Engaged employees are 87 percent less likely to leave their employer than those that are disengaged. (Source: Corporate Leadership Council). And as for profit, according to the ISR Employee Engagement Report by Towers Perrin, companies with high levels of employee engagement improved 19.2 percent in operating income while companies with low levels of employee engagement declined 32.7 percent over the same period.

However, I don’t believe that a survey is the only way — or even that it’s the best way — to determine if your people are bringing their very best to the workplace and committed to your organization for the long haul.

Surveys can be very effective when you have both the time and the financial resources to go through the expensive and laborious process of disseminating them, compiling the data, and then initiating policies and procedures based upon them.

What you can do

But if you don’t, here’s an idea…

Ask them.

Get eyeball to eyeball and strike up a conversation.

Ask. Listen. And then make decisions based on what you learn. (Yeah, it’s old school, I know, but it works.)

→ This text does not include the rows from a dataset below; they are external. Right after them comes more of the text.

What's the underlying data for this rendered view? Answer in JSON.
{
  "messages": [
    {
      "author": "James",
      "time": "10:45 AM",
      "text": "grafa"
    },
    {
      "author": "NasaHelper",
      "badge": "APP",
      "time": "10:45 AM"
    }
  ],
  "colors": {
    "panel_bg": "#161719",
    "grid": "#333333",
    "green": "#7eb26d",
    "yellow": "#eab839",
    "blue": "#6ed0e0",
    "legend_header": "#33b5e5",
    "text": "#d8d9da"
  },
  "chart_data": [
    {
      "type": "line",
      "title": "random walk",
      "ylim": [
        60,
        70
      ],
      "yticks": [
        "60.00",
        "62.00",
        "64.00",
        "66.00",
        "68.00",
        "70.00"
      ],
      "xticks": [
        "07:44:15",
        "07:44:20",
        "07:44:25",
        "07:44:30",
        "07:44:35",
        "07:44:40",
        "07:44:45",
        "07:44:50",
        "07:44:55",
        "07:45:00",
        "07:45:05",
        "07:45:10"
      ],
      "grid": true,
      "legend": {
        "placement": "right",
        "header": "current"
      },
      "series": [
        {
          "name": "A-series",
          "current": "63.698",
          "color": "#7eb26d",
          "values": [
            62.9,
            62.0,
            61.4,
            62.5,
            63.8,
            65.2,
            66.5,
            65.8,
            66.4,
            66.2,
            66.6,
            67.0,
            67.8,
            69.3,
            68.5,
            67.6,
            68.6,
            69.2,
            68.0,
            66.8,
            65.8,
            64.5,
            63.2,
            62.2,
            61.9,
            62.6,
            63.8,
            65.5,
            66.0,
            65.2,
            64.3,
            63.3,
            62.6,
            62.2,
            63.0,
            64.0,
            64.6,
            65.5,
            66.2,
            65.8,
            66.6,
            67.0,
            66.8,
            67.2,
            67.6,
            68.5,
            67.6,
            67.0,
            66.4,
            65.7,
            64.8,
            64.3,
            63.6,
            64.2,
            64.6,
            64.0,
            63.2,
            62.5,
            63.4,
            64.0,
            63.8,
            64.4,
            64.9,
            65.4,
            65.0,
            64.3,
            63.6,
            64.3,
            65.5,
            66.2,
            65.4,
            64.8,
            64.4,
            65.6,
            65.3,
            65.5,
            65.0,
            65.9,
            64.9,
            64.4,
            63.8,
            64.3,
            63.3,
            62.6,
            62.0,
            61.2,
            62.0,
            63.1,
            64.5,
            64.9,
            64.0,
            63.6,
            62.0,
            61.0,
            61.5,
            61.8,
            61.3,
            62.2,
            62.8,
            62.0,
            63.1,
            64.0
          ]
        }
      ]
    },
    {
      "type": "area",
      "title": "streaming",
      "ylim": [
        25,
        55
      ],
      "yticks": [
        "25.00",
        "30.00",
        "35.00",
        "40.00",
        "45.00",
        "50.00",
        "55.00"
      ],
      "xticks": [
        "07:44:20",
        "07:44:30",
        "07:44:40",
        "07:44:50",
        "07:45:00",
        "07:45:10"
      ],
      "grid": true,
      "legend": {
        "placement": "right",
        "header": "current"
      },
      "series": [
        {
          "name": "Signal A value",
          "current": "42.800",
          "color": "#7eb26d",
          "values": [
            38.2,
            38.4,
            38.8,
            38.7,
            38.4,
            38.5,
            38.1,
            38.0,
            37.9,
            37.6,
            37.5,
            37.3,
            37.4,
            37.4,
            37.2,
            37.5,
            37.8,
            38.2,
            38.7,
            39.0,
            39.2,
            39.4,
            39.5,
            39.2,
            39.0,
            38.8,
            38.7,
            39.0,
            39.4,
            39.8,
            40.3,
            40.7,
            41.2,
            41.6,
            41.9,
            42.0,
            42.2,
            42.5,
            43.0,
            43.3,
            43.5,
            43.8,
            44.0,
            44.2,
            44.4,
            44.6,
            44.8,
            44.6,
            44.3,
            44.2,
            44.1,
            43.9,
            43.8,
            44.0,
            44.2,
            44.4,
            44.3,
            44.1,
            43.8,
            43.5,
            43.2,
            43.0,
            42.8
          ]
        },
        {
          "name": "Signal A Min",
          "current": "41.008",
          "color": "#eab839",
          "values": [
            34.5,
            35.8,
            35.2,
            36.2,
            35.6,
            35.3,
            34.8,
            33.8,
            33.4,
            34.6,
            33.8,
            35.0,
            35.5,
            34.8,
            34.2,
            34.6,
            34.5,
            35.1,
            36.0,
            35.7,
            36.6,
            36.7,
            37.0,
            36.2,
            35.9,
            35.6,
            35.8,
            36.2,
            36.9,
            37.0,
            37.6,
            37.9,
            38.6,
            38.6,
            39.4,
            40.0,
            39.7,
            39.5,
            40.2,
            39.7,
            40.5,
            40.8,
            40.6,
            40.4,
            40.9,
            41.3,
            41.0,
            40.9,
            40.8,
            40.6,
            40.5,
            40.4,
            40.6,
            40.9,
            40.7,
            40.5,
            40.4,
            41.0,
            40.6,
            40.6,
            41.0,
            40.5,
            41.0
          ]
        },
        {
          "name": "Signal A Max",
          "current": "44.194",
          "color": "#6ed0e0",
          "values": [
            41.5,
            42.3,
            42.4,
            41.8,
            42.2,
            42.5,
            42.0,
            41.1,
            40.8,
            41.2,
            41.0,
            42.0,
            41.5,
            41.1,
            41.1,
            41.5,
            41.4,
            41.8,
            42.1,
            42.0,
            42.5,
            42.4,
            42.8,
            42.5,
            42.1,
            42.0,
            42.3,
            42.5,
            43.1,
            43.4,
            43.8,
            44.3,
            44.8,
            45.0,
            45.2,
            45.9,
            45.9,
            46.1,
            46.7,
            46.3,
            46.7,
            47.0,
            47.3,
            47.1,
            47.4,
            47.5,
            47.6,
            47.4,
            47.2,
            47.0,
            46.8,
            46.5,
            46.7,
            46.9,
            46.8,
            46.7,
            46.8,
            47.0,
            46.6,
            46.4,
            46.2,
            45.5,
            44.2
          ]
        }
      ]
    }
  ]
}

If you go one-on-one and ask your people interesting, open-ended questions, you’ll be amazed how revealing their answers can be and how that information helps you engage them to perform at higher levels and retains them for longer periods of time.

However, to assure you get the candid, honest answers you need, do this casually as an informal conversation rather than approaching them saying, “I need you to come to my office on Thursday at 3 pm for a little talk.”

Remember the 80/20 conversation rule

When you talk to your direct reports, let them do most the talking. And don’t hit them with a barrage of probing questions out of left field, as that would make anyone highly suspicious of your motives and cause them to shut down or only give you the answers they think you are looking for, rather than the truthful revealing responses you need.

Here are six (6) examples of interesting questions your employees have never been asked:

  • Before you started, you had a mental picture of what this job would be like. How does the actual movie compare to the trailer? (Great for a new hire who’s been on the job for a year or less.)
  • If your birthday were next week and you could ask for change or two that would dramatically improve this job for you, what would those be? (Helps reveal what they don’t like about their job. If you can’t change those things, chances are they are going to circulate their resume.)
  • When your friends and family members ask you what you do when you’re at work, what kinds of adjectives do you use to describe it? Feel free to list the good, the bad, and the ugly. (Are you in alignment? Do they use any of the same terms that are used in your company’s mission statement or core values? Is what you hired them to do what they are actually doing?)
  • Do you feel we’re fully utilizing your talents and skills? What can you do that we might not be aware of? (Are they challenged or are they bored? Does their answer reveal a desire for growth or learning a new skill?)
  • If a high school kid job-shadowed you for a day and asked you if this was a good way to earn a decent living and live a good life, what would you tell them? (Helps to determine if they are satisfied with their compensation and things like work-life balance.)
  • While it’s important that we remain profitable, we also want to make an impact in our community and be good stewards of our environment, etc. How do you think we are doing? What should we be doing or not doing? (How aware and/or involved are they in whatever social mission your company supports? Do they think it’s important? Does this align with their values and beliefs? )

Obviously, these kinds of questions can – and should — be tweaked, tailored, and customized to fit the level and duties of each employee. The primary goal is to create an open dialogue with employees that helps you grow as a leader and create an environment where your people are inspired to work harder, perform better, and stay longer.

What are some of the questions you’re asking to determine the engagement of your people?

This was originally published on Eric Chester’s Reviving Work Ethic blog. His new book is Reviving Work Ethic: A Leader’s Guide to Ending Entitlement and Restoring Pride in the Emerging Workforce. For copies, visit